Council member medical benefit contributions are currently determined under Resolution No. 2014-123. This resolution provides for certain specified automatic adjustments based on the cost of employee premiums. At the time the medical premium amount for the Kaiser employee only coverage increases above the cap of $1,326.63 per month, the cap will automatically increase to the Kaiser employee only rate. Adoption of the proposed ordinance would not change the current method for determining Council member benefits and any increased contribution amounts provided under Resolution No. 2014-123 would continue unchanged.
Regarding medical benefit contributions, the proposed ordinance procedure would only apply to any modification of the method for determining benefits provided under Resolution No. 2014-123. City Council Salaries
Currently the Mayor and City Council Members (collectively the “City Council” or “Council”) receive the same salary and benefits. City Council salary was last adjusted thirteen years ago, in 2001, when it was increased to $569.25 per month from $345.00. State law provides that increases to council member salaries must occur by ordinance. Such increases cannot be more than 5% of the current salary multiplied by the number of years since the last increase. Increases cannot be annually compounded. Should the Council wish to increase its salary, the maximum increase allowed is $370.01 ($569.25 x (5% x 13 years)), for a maximum monthly salary of $939.26. Nothing in State law precludes a lesser increase from being adopted. However, if a lesser increase occurs, then that revised total amount serves as a new base and future increases would be limited to a maximum of 5% a year commencing the next year.

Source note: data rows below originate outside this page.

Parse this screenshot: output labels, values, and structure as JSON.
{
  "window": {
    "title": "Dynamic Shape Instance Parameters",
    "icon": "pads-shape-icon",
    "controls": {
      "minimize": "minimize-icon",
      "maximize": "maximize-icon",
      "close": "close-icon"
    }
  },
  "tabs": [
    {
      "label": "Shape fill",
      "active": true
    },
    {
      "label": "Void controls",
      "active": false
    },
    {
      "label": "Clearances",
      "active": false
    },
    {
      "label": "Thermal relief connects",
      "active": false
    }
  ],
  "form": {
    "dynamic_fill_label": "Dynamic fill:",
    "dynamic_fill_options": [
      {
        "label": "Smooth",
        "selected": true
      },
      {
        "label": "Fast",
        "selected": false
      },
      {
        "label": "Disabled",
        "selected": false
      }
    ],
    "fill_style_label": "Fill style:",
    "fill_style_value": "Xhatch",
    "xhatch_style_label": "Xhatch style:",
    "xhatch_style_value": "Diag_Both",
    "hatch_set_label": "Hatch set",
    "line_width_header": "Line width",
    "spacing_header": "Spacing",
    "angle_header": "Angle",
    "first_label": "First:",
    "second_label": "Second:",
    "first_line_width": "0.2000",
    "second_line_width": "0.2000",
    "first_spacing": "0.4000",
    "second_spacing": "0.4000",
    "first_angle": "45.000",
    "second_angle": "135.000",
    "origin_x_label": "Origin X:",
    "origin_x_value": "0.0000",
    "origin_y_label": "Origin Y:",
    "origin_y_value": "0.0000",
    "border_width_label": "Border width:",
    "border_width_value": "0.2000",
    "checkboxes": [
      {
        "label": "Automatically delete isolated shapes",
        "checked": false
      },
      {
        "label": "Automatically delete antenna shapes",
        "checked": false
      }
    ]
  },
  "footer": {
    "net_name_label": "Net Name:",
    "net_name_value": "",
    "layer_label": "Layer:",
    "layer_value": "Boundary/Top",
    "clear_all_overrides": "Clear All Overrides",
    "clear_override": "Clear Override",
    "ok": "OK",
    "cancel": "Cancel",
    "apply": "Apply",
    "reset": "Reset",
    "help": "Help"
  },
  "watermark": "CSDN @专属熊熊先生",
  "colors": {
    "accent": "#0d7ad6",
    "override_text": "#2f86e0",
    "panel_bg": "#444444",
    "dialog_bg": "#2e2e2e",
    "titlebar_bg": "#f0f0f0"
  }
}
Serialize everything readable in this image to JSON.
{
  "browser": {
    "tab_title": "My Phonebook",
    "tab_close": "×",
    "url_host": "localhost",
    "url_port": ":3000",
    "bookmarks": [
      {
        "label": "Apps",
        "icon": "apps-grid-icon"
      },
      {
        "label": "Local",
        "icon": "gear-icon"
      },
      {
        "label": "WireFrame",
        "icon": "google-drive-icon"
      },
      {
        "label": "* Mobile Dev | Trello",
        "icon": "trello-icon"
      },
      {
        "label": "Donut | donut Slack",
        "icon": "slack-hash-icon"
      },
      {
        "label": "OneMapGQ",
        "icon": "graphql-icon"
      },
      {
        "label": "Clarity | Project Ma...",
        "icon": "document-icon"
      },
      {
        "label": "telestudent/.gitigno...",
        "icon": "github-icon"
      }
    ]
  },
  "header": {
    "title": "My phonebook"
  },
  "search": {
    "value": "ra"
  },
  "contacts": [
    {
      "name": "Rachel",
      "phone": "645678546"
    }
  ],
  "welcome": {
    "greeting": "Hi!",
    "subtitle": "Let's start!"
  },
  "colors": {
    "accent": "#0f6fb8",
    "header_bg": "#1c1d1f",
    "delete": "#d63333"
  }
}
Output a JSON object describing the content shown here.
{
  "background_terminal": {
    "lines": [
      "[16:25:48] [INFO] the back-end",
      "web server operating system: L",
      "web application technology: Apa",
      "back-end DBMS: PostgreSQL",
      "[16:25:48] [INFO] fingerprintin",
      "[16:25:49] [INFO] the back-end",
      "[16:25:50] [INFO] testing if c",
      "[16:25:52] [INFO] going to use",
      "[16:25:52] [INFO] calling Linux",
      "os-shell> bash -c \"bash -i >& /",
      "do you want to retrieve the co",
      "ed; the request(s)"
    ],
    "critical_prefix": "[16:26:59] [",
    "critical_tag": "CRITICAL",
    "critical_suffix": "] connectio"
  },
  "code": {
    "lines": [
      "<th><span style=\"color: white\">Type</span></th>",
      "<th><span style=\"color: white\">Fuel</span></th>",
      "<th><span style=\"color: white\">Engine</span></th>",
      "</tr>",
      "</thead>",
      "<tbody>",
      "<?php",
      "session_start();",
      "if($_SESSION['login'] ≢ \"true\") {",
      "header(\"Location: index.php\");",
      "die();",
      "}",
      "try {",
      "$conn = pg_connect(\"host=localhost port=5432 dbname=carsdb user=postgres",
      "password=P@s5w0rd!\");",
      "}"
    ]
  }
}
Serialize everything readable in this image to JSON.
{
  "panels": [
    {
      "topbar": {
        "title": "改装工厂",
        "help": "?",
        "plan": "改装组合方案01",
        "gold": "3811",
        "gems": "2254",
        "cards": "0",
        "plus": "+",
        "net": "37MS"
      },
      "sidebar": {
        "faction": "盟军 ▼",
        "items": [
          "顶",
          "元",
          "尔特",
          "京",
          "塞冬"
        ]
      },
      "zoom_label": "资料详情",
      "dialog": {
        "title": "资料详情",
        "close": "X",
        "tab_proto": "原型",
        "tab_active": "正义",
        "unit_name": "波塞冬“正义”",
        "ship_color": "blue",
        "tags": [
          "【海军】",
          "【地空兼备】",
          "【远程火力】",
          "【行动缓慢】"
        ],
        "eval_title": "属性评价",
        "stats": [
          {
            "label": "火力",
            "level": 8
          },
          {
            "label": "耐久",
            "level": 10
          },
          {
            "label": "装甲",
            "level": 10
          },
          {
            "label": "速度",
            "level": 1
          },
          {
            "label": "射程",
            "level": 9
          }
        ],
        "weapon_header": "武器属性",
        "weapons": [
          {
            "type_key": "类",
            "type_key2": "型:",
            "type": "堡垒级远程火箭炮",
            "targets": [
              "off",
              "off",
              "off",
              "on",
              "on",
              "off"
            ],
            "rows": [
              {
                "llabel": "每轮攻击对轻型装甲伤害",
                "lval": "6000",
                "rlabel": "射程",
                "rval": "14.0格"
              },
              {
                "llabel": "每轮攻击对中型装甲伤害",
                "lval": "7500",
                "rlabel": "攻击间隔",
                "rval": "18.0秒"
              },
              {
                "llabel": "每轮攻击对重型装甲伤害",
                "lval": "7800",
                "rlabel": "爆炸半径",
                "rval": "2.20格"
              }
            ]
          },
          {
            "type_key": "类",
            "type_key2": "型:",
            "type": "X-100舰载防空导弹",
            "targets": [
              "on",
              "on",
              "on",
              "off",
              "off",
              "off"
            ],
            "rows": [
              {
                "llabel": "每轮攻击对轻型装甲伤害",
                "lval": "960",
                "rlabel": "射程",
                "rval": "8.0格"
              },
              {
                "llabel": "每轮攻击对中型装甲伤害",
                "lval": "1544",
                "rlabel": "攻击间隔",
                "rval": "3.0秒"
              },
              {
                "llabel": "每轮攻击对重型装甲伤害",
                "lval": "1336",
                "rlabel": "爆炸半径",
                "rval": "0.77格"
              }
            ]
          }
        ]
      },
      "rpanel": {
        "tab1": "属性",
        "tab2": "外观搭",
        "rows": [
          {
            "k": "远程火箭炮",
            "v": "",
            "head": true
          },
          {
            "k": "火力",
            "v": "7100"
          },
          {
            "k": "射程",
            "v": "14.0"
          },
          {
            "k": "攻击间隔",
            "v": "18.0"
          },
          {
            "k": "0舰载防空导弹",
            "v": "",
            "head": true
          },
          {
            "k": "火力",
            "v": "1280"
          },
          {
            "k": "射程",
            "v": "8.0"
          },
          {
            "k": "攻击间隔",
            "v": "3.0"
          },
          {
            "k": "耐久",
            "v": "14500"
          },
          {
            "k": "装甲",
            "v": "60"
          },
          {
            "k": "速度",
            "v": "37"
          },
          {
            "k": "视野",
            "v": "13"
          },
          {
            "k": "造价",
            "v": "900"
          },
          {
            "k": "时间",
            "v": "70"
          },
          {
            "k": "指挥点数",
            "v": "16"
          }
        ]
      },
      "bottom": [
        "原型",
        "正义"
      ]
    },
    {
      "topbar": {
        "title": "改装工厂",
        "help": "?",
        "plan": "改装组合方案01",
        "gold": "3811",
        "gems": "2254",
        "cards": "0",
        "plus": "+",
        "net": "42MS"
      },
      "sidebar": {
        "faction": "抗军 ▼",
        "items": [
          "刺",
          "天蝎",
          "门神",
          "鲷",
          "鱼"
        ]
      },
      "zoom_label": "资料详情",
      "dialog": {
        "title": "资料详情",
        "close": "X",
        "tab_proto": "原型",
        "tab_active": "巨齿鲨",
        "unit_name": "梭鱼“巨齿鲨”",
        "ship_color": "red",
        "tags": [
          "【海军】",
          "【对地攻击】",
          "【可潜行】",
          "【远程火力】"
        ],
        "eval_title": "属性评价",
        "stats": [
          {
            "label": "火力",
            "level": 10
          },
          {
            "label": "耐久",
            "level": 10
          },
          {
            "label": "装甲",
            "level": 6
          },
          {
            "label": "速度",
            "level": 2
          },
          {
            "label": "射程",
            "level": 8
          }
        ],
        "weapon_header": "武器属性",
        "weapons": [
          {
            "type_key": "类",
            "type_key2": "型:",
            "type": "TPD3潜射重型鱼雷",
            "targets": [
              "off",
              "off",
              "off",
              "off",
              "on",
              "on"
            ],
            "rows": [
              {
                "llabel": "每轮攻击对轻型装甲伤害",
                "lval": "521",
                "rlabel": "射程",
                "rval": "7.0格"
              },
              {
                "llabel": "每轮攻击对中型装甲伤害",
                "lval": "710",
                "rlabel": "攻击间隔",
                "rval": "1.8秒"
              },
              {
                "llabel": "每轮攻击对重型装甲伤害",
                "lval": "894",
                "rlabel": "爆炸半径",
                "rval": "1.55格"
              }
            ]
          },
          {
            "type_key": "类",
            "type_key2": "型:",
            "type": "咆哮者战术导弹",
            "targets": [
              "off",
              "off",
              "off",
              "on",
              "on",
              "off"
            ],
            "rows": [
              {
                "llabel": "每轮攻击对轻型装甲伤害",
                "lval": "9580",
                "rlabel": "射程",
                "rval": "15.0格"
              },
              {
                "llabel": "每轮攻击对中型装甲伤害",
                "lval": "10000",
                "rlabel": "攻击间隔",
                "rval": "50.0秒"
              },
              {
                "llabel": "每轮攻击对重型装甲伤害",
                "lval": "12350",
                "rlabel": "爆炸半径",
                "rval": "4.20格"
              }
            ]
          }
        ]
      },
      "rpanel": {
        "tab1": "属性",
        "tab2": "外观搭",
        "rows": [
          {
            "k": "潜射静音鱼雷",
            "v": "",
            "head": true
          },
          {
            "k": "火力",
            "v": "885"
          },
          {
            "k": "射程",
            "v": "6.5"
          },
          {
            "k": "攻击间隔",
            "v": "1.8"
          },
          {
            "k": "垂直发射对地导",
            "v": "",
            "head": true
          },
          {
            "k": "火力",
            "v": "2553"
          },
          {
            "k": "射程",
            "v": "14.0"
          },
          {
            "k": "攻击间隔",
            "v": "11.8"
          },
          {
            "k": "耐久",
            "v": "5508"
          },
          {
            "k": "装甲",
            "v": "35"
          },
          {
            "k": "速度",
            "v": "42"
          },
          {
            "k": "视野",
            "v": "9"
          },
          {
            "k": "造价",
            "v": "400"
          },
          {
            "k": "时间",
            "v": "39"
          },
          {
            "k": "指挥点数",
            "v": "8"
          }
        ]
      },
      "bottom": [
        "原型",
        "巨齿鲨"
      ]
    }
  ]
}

At their meeting of September 17, 2014, the Subcommittee met and discussed the possibility of increasing Council member salaries, but did not arrive at a recommendation. Alternatives discussed included raising member salaries while reducing or eliminating benefits; raising member salaries without reducing benefits; or leaving current salary and benefits unchanged. On September 23, 2014, the City Council discussed the possibility of changing their monthly salaries. During the course of the discussion, Council members noted that they spend considerable time working on City matters beyond just the City Council meetings. Their efforts include preparing for and attending internal and external meetings on behalf of the City, as well as representing the City at community functions and events. They also noted that their salaries had not been adjusted for thirteen years and that Brentwood, when compared with other Contra
Costa County cities and survey cities, was in the lower half on council salary charts. State law prohibits any salary increase for an entire council from taking effect until at least one council member commences a new term of office. For a salary increase for the entire Council to go into effect in 2014, a salary ordinance would need to go into effect prior to December 9, 2014 (when current Council terms end, and new terms begin). This means that an ordinance adjusting Council salaries would need to be introduced tonight and adopted at the October 28 meeting (becoming effective November 28).
Should the Council approve a monthly salary increase to $939.26 per month, the net effect on the General Fund would be an annual cost increase of approximately $27,649. With the increase occurring near the mid-point of the year, the impact to FY 2014/15 would be $16,129.
If approved, staff will incorporate these amounts in to the mid-year budget review which will be presented to the City Council in January 2015.